- [Work required]
All lines in the records below with the word "time" must be returned.

- [Source material]
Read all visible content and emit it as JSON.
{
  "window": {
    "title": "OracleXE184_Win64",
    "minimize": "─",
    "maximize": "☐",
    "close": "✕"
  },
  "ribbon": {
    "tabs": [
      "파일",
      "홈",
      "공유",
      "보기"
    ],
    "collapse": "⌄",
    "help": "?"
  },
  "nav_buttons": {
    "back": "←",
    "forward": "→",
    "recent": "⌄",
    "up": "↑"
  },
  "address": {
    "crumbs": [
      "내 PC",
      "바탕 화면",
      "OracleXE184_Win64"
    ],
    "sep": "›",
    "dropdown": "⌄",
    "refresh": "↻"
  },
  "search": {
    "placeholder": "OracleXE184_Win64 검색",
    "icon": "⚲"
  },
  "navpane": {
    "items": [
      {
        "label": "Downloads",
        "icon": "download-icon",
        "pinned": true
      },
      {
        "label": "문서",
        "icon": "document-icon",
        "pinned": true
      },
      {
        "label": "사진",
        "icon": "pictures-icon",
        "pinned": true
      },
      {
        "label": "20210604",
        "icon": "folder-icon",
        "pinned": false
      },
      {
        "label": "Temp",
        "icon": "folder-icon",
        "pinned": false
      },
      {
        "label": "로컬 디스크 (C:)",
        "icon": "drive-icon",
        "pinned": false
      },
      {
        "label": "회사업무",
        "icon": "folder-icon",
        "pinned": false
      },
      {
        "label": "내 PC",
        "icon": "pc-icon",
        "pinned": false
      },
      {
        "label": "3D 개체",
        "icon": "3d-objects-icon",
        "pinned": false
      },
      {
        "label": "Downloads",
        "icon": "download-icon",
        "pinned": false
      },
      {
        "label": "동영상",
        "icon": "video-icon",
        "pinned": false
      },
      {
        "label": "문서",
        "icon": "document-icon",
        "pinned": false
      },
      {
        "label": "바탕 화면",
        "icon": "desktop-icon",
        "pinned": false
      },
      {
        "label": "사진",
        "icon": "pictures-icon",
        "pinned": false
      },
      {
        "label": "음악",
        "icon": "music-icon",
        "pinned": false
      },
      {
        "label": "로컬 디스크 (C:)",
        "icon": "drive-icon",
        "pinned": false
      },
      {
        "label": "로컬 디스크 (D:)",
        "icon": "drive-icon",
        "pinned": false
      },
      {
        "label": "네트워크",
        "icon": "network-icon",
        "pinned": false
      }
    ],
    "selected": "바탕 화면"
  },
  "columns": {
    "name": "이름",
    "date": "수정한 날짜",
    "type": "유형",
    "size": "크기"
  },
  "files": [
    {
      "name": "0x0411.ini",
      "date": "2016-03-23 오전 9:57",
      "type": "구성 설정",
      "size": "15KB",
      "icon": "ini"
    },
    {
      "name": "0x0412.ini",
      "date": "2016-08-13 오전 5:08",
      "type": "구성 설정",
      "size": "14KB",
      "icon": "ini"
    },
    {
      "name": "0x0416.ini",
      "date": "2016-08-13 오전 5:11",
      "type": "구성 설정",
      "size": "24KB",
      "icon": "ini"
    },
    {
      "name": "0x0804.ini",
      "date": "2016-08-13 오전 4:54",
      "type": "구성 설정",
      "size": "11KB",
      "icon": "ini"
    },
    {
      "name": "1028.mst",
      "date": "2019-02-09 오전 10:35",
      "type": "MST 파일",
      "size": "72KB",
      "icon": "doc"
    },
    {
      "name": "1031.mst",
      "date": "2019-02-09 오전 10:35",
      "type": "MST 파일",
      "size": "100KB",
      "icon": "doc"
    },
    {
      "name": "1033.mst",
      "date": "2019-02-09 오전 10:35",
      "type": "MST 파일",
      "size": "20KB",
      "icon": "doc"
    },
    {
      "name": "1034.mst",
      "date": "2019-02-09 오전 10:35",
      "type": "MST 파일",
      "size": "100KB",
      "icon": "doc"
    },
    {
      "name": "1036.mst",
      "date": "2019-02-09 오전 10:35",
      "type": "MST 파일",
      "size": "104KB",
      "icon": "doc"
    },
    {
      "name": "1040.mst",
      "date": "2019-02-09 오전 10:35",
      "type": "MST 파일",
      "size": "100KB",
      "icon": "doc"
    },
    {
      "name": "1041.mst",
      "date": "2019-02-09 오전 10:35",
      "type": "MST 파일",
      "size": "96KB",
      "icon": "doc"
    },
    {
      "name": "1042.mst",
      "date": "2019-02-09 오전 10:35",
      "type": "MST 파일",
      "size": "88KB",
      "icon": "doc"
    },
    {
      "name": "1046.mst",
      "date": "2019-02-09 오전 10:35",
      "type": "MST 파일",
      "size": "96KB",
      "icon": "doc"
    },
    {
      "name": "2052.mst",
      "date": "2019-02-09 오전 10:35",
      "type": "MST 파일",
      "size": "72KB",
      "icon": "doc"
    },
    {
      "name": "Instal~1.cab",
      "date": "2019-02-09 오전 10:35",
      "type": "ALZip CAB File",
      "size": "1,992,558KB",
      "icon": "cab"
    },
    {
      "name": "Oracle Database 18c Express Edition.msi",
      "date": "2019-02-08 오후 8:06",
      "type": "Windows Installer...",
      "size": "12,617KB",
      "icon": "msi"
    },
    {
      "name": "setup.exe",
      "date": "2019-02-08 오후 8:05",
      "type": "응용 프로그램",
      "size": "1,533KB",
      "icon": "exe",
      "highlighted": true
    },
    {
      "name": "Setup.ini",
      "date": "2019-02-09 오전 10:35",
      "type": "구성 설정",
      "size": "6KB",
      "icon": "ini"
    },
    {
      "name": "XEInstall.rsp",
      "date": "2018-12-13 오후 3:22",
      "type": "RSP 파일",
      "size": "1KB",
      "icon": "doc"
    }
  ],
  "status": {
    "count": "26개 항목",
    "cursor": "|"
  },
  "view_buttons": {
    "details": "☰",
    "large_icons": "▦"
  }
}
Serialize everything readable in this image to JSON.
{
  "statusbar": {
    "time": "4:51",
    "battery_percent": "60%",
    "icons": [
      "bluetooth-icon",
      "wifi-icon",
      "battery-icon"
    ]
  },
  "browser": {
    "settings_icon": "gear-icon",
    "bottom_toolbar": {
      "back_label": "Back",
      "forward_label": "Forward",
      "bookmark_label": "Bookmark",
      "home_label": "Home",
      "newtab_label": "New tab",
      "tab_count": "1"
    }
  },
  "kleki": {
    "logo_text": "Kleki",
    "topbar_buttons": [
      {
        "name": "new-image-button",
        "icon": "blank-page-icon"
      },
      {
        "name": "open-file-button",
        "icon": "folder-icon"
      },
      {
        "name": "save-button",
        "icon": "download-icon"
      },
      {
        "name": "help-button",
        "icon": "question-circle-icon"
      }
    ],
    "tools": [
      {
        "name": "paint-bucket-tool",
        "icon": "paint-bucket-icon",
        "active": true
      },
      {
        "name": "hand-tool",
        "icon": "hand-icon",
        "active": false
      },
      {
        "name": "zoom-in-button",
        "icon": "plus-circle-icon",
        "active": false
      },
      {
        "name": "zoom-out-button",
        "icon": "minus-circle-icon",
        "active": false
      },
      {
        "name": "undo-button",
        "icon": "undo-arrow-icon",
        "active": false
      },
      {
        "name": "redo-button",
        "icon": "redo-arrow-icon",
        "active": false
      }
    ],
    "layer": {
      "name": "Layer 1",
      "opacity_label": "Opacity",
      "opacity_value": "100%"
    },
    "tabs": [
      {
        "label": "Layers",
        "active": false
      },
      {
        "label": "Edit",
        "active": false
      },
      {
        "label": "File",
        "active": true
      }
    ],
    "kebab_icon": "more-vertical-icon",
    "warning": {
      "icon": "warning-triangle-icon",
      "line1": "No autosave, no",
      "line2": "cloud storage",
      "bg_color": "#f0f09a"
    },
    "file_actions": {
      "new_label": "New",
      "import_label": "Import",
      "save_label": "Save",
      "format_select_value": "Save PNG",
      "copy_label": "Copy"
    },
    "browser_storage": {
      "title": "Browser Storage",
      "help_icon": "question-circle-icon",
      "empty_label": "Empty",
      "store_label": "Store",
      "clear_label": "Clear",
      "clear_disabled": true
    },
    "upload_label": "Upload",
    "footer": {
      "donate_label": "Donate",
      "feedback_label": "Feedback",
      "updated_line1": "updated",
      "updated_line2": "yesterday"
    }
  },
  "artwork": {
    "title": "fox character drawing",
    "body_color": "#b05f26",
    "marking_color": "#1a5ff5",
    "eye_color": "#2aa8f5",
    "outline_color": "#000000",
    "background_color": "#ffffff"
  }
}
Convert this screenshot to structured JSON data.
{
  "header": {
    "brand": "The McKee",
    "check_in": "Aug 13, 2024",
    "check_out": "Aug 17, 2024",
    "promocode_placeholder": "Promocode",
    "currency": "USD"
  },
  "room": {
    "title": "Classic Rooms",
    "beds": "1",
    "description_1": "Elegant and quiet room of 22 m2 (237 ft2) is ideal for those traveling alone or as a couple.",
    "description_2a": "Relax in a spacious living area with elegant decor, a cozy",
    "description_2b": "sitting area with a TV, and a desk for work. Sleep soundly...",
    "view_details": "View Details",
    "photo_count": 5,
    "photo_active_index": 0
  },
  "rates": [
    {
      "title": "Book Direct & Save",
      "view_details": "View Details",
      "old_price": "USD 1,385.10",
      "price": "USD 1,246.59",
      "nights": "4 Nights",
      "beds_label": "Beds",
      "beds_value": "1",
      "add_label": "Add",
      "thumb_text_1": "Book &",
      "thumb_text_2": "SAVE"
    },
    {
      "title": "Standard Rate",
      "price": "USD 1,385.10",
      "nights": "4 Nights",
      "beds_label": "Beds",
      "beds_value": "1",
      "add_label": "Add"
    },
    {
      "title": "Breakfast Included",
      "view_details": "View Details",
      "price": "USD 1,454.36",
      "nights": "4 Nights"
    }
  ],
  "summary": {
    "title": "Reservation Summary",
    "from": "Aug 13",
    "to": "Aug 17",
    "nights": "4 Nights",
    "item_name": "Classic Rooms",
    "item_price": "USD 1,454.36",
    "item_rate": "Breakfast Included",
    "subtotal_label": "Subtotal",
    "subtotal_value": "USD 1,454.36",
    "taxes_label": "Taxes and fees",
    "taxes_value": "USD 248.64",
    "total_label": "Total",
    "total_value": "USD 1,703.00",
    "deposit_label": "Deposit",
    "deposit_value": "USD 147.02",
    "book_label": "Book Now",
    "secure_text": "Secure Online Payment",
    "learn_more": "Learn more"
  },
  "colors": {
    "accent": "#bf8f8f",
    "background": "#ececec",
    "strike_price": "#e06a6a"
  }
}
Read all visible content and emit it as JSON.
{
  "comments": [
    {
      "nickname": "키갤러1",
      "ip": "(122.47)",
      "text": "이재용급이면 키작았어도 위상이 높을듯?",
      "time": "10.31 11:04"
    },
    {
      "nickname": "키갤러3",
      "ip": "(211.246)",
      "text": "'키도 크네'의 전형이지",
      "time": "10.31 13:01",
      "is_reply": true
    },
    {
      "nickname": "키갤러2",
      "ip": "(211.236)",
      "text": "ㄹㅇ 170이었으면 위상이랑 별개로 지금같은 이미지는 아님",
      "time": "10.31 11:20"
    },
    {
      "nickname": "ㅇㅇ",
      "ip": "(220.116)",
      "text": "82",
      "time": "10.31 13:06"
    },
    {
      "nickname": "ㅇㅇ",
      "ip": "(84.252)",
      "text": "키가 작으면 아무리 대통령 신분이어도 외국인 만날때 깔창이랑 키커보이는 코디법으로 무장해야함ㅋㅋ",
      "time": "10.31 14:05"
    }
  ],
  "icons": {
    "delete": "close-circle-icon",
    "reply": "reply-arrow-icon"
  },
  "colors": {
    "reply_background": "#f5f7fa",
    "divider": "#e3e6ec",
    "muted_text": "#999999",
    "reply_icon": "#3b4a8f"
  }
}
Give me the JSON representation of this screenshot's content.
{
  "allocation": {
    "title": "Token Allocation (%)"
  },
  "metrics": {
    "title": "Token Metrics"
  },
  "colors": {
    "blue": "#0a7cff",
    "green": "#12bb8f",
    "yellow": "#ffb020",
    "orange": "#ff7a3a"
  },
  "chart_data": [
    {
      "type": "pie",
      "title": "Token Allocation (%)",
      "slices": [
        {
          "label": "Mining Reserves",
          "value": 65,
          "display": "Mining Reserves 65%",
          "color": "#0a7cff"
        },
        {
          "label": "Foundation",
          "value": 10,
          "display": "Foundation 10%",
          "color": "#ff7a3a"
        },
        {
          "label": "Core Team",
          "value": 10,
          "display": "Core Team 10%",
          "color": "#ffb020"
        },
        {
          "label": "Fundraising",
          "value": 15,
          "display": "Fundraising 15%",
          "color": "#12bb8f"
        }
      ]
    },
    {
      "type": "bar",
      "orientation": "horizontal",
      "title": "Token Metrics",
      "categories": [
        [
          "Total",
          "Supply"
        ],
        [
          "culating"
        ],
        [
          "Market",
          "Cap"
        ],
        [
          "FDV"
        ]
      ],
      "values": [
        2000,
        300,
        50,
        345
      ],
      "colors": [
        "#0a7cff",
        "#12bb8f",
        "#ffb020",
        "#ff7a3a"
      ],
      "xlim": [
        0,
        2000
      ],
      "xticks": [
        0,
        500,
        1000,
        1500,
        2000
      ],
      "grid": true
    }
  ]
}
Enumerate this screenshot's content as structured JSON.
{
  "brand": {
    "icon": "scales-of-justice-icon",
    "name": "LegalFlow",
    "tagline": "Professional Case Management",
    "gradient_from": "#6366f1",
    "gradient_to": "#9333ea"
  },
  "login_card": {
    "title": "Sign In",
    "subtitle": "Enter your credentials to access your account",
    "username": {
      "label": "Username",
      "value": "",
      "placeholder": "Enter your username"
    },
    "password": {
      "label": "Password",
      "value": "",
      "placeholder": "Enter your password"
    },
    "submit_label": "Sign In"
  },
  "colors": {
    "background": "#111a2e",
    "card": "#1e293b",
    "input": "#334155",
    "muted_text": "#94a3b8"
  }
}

- [Written solution]
    "time": "4:51",
      "time": "10.31 11:04"
      "time": "10.31 13:01",
      "time": "10.31 11:20"
      "time": "10.31 13:06"
      "time": "10.31 14:05"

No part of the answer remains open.